First, get-esxcli needs to be run against a single host individually, you can loop through you’re hosts later, but again, one at a time. So I did:

In my case, I wanted to remove a “greyed out” NFS mount, and in esxcli, I would run: More »

Here is a PowerCLI script I use to find all orphaned VMDK’s in my vCenter environment.

I wrote this a long time ago, hopefully it still works

After installing Cisco UCS and performing the initial setup of the UCS Fabric Interconnects; there is a lot of work that needs to be completed prior to configuring the blade Service Profiles.

This can be done a multitude of ways, manually through UCSM, scripted through SSH or now through PowerShell using Cisco PowerTool. This allows us to use variables at the top of the script; these variables allow us to make the script portable for various customer deployments.
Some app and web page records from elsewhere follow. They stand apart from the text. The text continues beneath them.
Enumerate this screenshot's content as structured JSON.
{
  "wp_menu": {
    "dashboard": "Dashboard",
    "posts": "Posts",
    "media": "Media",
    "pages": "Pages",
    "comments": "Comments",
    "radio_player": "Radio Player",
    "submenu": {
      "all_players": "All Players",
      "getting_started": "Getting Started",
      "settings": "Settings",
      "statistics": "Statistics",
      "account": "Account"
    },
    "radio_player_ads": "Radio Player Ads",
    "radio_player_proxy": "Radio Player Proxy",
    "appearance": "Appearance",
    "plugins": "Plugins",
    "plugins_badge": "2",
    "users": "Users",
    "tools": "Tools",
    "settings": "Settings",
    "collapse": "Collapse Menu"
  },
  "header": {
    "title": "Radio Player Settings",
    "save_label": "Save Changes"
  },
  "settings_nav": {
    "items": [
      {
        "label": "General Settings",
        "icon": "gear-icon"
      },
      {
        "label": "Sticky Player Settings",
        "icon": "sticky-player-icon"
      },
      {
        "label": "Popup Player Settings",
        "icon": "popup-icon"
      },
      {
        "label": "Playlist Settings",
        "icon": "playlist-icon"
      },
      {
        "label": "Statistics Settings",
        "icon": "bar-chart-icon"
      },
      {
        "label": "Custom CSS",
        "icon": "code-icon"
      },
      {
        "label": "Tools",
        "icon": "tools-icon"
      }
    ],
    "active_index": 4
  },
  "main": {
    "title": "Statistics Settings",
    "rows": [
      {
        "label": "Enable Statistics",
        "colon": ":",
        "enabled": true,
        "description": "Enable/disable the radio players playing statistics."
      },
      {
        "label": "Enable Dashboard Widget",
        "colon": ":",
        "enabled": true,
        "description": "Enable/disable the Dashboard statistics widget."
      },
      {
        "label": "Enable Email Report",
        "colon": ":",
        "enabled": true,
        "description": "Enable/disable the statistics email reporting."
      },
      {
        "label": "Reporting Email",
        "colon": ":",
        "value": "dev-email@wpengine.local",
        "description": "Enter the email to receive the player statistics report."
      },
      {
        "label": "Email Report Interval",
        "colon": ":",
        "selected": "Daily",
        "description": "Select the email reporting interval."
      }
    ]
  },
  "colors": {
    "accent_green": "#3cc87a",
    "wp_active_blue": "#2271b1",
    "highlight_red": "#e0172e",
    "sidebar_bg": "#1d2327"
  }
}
There are a couple features that are not working yet:

  1. Setting the Global Power Allocation Policy – due to the enormous lack of detail in the get-help sections of Cisco’s PowerTool, I have been unable to find which function controls the Global Power Allocation Policy.  I believe it to be the set-ucspowergroup cmd-let but I have been unable to make it work correctly.
  2. Adding custom roles with customer permissions – the add-ucsuserrole cmd-let is not very well documented either, like others; I cannot seem to figure out how to get this cmd-let to create a new role with custom permissions.
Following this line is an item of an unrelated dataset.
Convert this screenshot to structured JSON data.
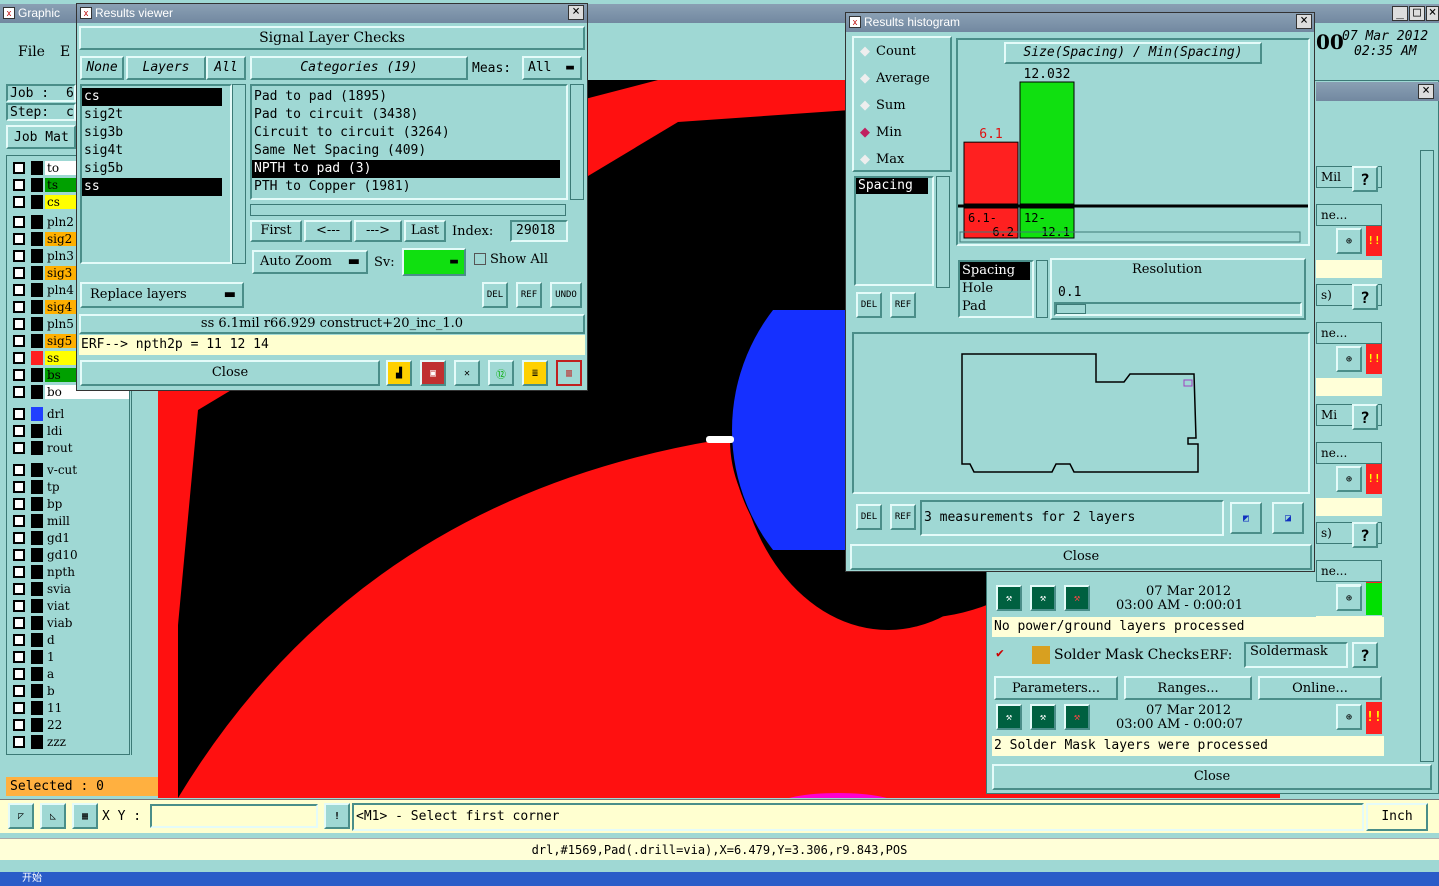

Using powershell, I was able to configure all the hosts in my vCenter instance

First, I needed to configure the syslog host

I then needed to open the appropriate firewall ports for the traffic to get through

On the C220 M3’s, we had to re-create vSwitch0 due to it using the legacy incorrect MAC (from the step above).